**Task objective:**
Read the data below line by line and copy each one with "list" in it.

[Start of section]

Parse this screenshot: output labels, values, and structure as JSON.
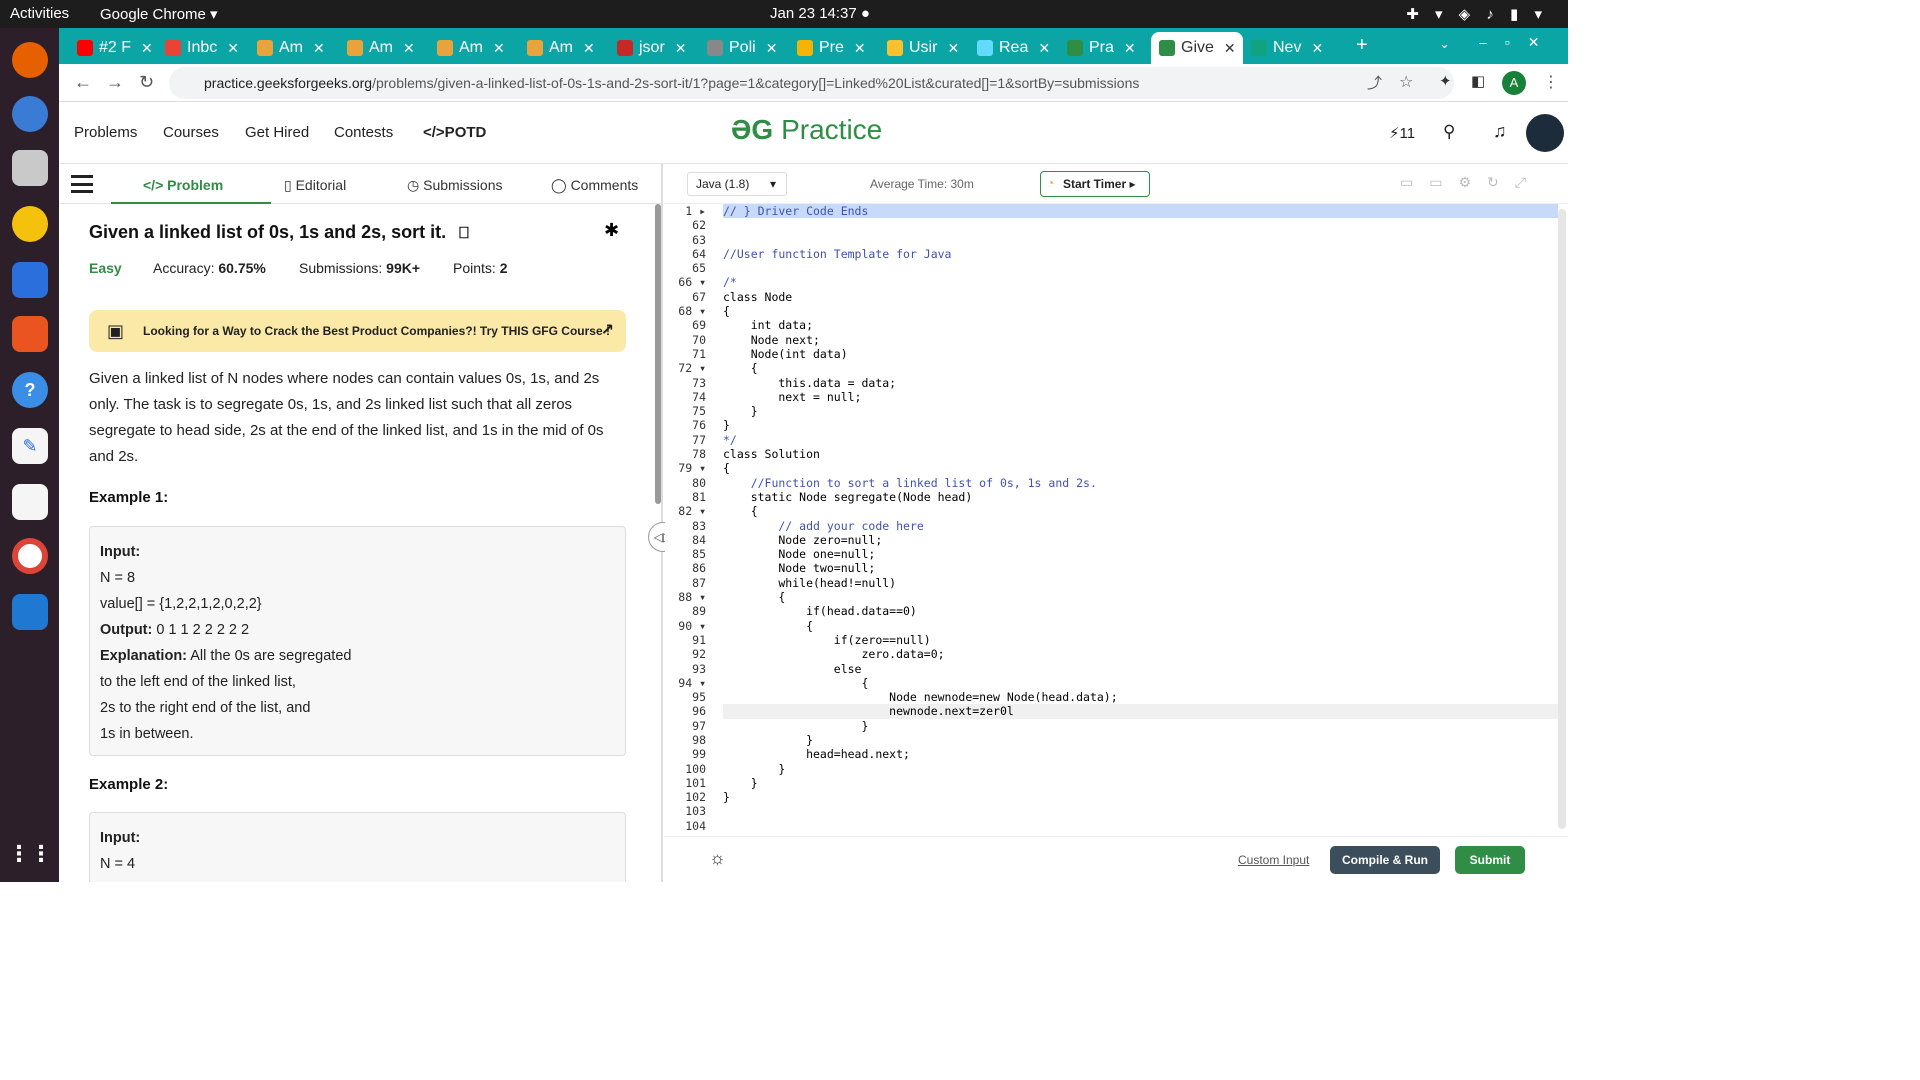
{
  "os": {
    "activities": "Activities",
    "app_name": "Google Chrome ▾",
    "clock": "Jan 23  14:37 ●"
  },
  "tabs": [
    {
      "label": "#2 F",
      "color": "#ff0000"
    },
    {
      "label": "Inbc",
      "color": "#ea4335"
    },
    {
      "label": "Am",
      "color": "#e8a33c"
    },
    {
      "label": "Am",
      "color": "#e8a33c"
    },
    {
      "label": "Am",
      "color": "#e8a33c"
    },
    {
      "label": "Am",
      "color": "#e8a33c"
    },
    {
      "label": "jsor",
      "color": "#c62828"
    },
    {
      "label": "Poli",
      "color": "#888888"
    },
    {
      "label": "Pre",
      "color": "#f4b400"
    },
    {
      "label": "Usir",
      "color": "#fbc02d"
    },
    {
      "label": "Rea",
      "color": "#61dafb"
    },
    {
      "label": "Pra",
      "color": "#2f8d46"
    },
    {
      "label": "Give",
      "color": "#2f8d46"
    },
    {
      "label": "Nev",
      "color": "#10a37f"
    }
  ],
  "browser": {
    "url_host": "practice.geeksforgeeks.org",
    "url_path": "/problems/given-a-linked-list-of-0s-1s-and-2s-sort-it/1?page=1&category[]=Linked%20List&curated[]=1&sortBy=submissions",
    "profile_initial": "A"
  },
  "gfg": {
    "nav": [
      "Problems",
      "Courses",
      "Get Hired",
      "Contests",
      "</>POTD"
    ],
    "brand_logo": "ƏG",
    "brand_text": "Practice",
    "streak": "⚡11"
  },
  "problem_tabs": [
    "</> Problem",
    "Editorial",
    "Submissions",
    "Comments"
  ],
  "problem": {
    "title": "Given a linked list of 0s, 1s and 2s, sort it.",
    "difficulty": "Easy",
    "accuracy_label": "Accuracy:",
    "accuracy": "60.75%",
    "submissions_label": "Submissions:",
    "submissions": "99K+",
    "points_label": "Points:",
    "points": "2",
    "banner": "Looking for a Way to Crack the Best Product Companies?! Try THIS GFG Course !",
    "description": "Given a linked list of N nodes where nodes can contain values 0s, 1s, and 2s only. The task is to segregate 0s, 1s, and 2s linked list such that all zeros segregate to head side, 2s at the end of the linked list, and 1s in the mid of 0s and 2s.",
    "example1_label": "Example 1:",
    "example1": {
      "input_label": "Input:",
      "n": "N = 8",
      "values": "value[] = {1,2,2,1,2,0,2,2}",
      "output_label": "Output:",
      "output": "0 1 1 2 2 2 2 2",
      "explanation_label": "Explanation:",
      "explanation_1": "All the 0s are segregated",
      "explanation_2": "to the left end of the linked list,",
      "explanation_3": "2s to the right end of the list, and",
      "explanation_4": "1s in between."
    },
    "example2_label": "Example 2:",
    "example2": {
      "input_label": "Input:",
      "n": "N = 4"
    }
  },
  "editor": {
    "language": "Java (1.8)",
    "avg_time": "Average Time: 30m",
    "start_timer": "Start Timer",
    "custom_input": "Custom Input",
    "compile_run": "Compile & Run",
    "submit": "Submit",
    "line_numbers": [
      "1 ▸",
      "62",
      "63",
      "64",
      "65",
      "66 ▾",
      "67",
      "68 ▾",
      "69",
      "70",
      "71",
      "72 ▾",
      "73",
      "74",
      "75",
      "76",
      "77",
      "78",
      "79 ▾",
      "80",
      "81",
      "82 ▾",
      "83",
      "84",
      "85",
      "86",
      "87",
      "88 ▾",
      "89",
      "90 ▾",
      "91",
      "92",
      "93",
      "94 ▾",
      "95",
      "96",
      "97",
      "98",
      "99",
      "100",
      "101",
      "102",
      "103",
      "104"
    ],
    "code_lines": [
      "// } Driver Code Ends",
      "",
      "",
      "//User function Template for Java",
      "",
      "/*",
      "class Node",
      "{",
      "    int data;",
      "    Node next;",
      "    Node(int data)",
      "    {",
      "        this.data = data;",
      "        next = null;",
      "    }",
      "}",
      "*/",
      "class Solution",
      "{",
      "    //Function to sort a linked list of 0s, 1s and 2s.",
      "    static Node segregate(Node head)",
      "    {",
      "        // add your code here",
      "        Node zero=null;",
      "        Node one=null;",
      "        Node two=null;",
      "        while(head!=null)",
      "        {",
      "            if(head.data==0)",
      "            {",
      "                if(zero==null)",
      "                    zero.data=0;",
      "                else",
      "                    {",
      "                        Node newnode=new Node(head.data);",
      "                        newnode.next=zer0l",
      "                    }",
      "            }",
      "            head=head.next;",
      "        }",
      "    }",
      "}",
      "",
      ""
    ]
  }
}
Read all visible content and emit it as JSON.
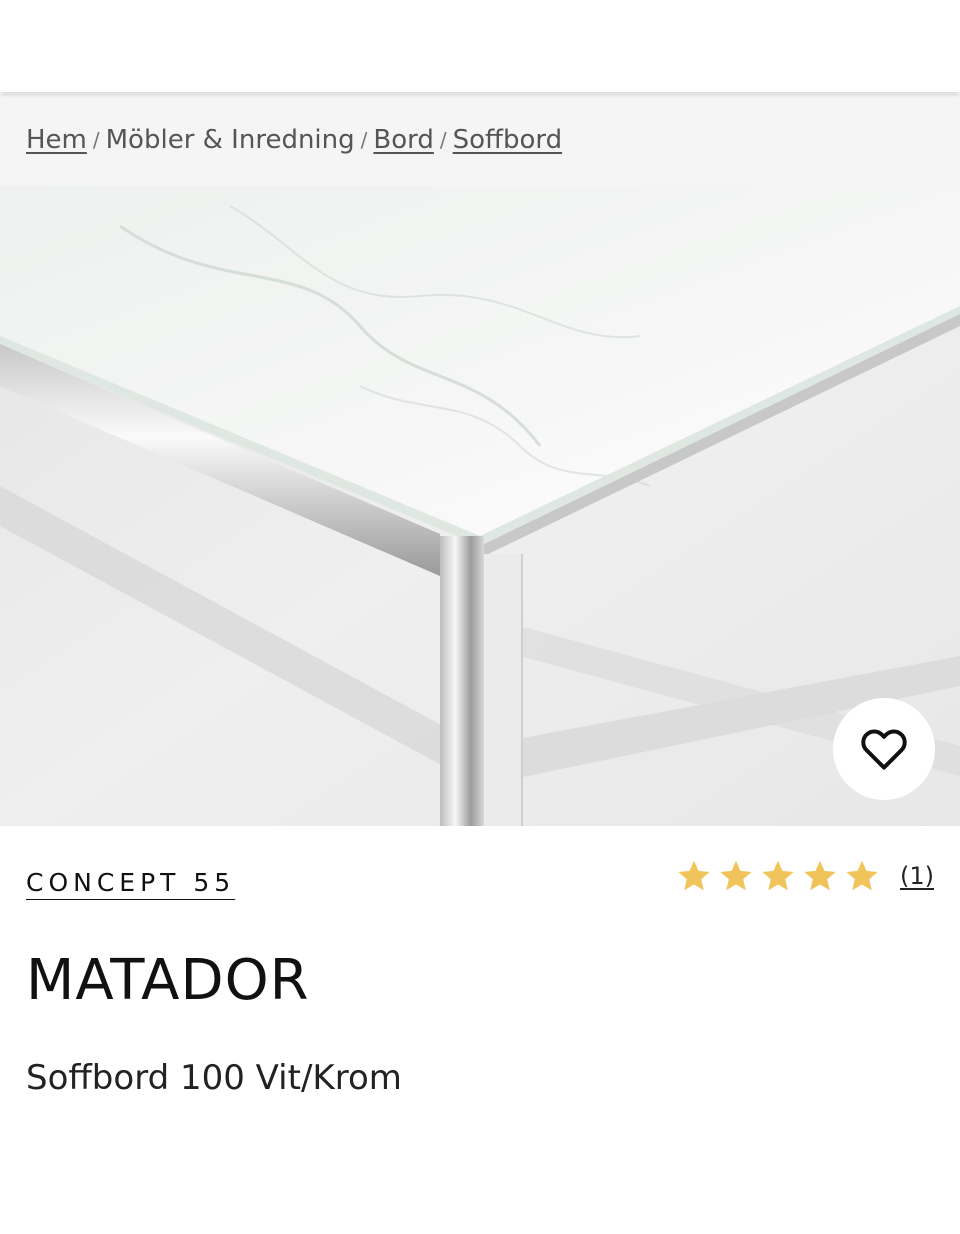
{
  "breadcrumb": {
    "items": [
      {
        "label": "Hem",
        "link": true
      },
      {
        "label": "Möbler & Inredning",
        "link": false
      },
      {
        "label": "Bord",
        "link": true
      },
      {
        "label": "Soffbord",
        "link": true
      }
    ],
    "separator": "/"
  },
  "gallery": {
    "image_icon": "marble-glass-table-photo",
    "favorite_icon": "heart-outline-icon",
    "dot_count": 5,
    "active_index": 3
  },
  "product": {
    "brand": "CONCEPT 55",
    "rating": {
      "stars": 5,
      "max": 5,
      "count_text": "(1)"
    },
    "name": "MATADOR",
    "subtitle": "Soffbord 100 Vit/Krom"
  },
  "colors": {
    "star": "#F0C45A",
    "text": "#111111",
    "breadcrumb_bg": "#F5F5F5"
  }
}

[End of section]

**Solution to this task:**
    "url_path": "/problems/given-a-linked-list-of-0s-1s-and-2s-sort-it/1?page=1&category[]=Linked%20List&curated[]=1&sortBy=submissions",
    "title": "Given a linked list of 0s, 1s and 2s, sort it.",
    "description": "Given a linked list of N nodes where nodes can contain values 0s, 1s, and 2s only. The task is to segregate 0s, 1s, and 2s linked list such that all zeros segregate to head side, 2s at the end of the linked list, and 1s in the mid of 0s and 2s.",
      "explanation_2": "to the left end of the linked list,",
      "explanation_3": "2s to the right end of the list, and",
      "    //Function to sort a linked list of 0s, 1s and 2s.",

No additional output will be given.